The resting membrane potential...
Understanding the resting membrane potential is the first step in understanding exactly how the action potential is able to travel throughout the body...
Like most cells, neuronal cells (or commonly known as neurons) contain a cellular membrane. It's this membrane that allows an action potential to occur. This is only able to happen because of difference in voltage between the inside and outside of the cell. This difference in voltage at rest is what's termed the "resting membrane potential," and it typically sits around -70mV in most cells.*
*depending on the neuron RMPs can vary from -40 to -90mV, but the majority stay around -70mV at rest.
This difference in charges forms whats known as a concentration gradient and is created by the different concentrations of electrically charged particles, particularly potassium (K+) and sodium (Na+).

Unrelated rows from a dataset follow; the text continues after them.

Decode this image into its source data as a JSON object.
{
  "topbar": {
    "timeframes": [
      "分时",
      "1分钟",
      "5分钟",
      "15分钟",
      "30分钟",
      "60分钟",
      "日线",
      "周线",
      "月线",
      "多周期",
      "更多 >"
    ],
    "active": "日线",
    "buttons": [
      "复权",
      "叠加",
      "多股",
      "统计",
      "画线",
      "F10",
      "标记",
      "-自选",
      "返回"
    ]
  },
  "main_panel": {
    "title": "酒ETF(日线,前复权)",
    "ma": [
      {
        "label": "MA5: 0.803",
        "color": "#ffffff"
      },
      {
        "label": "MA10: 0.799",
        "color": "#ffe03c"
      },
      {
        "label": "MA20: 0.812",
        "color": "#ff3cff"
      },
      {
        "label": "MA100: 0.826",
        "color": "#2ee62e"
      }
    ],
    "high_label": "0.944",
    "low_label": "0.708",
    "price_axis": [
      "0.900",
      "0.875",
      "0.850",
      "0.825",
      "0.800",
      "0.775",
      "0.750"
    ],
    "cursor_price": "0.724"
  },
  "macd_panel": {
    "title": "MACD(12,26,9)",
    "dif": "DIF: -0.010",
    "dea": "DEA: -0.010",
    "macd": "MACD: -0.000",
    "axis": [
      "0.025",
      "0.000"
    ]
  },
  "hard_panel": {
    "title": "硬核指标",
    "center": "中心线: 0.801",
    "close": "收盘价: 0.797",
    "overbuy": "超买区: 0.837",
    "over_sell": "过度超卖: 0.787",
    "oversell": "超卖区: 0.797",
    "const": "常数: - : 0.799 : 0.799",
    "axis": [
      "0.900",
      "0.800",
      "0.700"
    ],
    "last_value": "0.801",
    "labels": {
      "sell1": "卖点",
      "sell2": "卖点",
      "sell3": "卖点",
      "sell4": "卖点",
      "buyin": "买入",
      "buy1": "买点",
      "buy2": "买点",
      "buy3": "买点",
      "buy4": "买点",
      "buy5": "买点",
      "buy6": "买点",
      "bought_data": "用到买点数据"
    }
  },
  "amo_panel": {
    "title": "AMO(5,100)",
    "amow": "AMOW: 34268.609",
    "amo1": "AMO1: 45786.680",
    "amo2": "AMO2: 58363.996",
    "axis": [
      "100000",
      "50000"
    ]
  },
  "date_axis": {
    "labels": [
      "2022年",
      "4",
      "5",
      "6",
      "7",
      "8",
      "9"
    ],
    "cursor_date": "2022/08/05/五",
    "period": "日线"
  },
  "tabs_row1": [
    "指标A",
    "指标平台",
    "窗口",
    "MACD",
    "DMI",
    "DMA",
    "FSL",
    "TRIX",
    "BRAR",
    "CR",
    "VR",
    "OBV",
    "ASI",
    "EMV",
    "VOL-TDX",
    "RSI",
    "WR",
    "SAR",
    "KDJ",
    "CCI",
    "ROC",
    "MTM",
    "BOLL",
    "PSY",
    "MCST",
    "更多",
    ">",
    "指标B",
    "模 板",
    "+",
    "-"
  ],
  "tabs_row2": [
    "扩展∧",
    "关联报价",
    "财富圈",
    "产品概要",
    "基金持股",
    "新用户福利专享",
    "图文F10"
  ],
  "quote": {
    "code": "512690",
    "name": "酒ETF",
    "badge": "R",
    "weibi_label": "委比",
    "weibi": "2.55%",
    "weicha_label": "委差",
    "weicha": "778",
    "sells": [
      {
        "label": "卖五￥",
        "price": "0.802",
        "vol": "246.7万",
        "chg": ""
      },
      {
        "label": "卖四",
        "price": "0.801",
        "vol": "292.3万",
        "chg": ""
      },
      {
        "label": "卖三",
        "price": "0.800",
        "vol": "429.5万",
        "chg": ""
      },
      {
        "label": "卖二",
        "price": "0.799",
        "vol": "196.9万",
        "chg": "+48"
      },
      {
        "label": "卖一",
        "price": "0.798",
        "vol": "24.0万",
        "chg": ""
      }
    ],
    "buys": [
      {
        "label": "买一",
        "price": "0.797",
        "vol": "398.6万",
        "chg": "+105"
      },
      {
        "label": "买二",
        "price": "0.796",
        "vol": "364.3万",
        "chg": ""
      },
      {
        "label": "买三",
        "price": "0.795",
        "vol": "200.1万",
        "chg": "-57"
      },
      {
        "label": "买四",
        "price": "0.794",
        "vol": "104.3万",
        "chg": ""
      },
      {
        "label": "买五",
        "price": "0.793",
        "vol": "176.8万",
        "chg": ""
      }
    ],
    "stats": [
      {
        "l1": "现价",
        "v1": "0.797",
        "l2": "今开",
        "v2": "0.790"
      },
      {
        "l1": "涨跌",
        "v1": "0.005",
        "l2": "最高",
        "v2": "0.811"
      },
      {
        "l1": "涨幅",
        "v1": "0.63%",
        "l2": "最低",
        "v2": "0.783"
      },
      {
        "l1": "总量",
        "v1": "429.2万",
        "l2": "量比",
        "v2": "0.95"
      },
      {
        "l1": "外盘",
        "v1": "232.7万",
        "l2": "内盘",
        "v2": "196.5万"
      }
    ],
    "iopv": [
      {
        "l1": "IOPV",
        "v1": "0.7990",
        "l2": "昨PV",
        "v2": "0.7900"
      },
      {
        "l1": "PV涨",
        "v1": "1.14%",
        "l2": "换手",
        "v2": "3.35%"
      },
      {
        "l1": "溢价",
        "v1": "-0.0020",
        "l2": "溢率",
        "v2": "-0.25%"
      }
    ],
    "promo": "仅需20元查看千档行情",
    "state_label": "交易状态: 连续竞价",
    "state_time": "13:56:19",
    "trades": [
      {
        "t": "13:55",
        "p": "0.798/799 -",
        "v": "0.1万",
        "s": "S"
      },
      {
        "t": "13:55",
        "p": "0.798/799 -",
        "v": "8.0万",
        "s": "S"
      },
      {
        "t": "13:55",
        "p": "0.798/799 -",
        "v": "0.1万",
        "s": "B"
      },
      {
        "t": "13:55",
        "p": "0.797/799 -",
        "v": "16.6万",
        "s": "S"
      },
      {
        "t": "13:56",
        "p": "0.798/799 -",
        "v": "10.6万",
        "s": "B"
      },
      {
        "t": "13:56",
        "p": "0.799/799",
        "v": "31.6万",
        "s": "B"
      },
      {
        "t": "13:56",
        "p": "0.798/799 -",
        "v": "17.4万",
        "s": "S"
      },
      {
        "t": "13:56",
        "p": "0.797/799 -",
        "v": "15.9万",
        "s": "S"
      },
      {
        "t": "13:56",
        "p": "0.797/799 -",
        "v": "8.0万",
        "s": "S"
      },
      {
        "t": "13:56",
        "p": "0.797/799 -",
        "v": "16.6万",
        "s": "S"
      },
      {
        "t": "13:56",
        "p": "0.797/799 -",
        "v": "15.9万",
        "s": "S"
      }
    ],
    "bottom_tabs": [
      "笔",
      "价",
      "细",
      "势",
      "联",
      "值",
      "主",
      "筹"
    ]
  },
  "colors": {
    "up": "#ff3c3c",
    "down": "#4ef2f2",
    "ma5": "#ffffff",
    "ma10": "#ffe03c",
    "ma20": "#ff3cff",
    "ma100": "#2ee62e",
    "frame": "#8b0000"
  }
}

It is important here to know that the interior of the cell contains a greater concentration of potassium (K+) ions and a lower concentration of sodium (Na+) ions relative to the outside, and it is this relative difference that creates this -70mV charge.
Within the cell's membrane are various proteins that act as channels for ions to come and go. These channels vary in the way that they allow K+ and Na+ in and out of the cell. Some are "leaky" channels, that allow either K+ or Na+ (depending on the channel) to freely leave the cell down their concentration gradients. Others are voltage or chemically gated channels that are more involved with the action potential than the RMP.
So picture this, a cell membrane with a leaky K+ channel, and a leaky Na+ channel. At rest, the cell is only slightly permeable to Na+ ions, but very permeable to K+ ions (~75 times more). Therefore, the high efflux of K+ ions is the main reason the RMP exists. Since there are more K+ ions inside the cell, they will pass through the channel down their concentration gradient to the outside of the cell. The opposite will occur with Na+. These ions will go down their concentration gradient INTO the cell through their own set of "leaky" channels.
So logically, you may think that at some point, this efflux and influx of ions would in time balance out, causing this membrane to become electrically neutral, and if you're thinking that, you're thinking the right way, however,these ions are constantly being actively replaced to their origins by what's known as an ATPase pump.
This pump is a protein channel similar to the leaky channels, however, this is an active pump whereas the leaky channels are passive. "Active" simply mean energy is required to drive the movement. In this case, ATP powers the channel to take replace 3 Na+, and 2 K+, to their origins against the concentration gradients (hence energy is required). The odd number of Na+ keeps the concentration constantly changing and the membrane potential from becoming electrically neutral.
Remember, 2 K+'s in for every 3 Na's out. Since there's two K's in "kink," it might help you remember this. 2 K's go IN the cell, for 3 Na's out. KINK.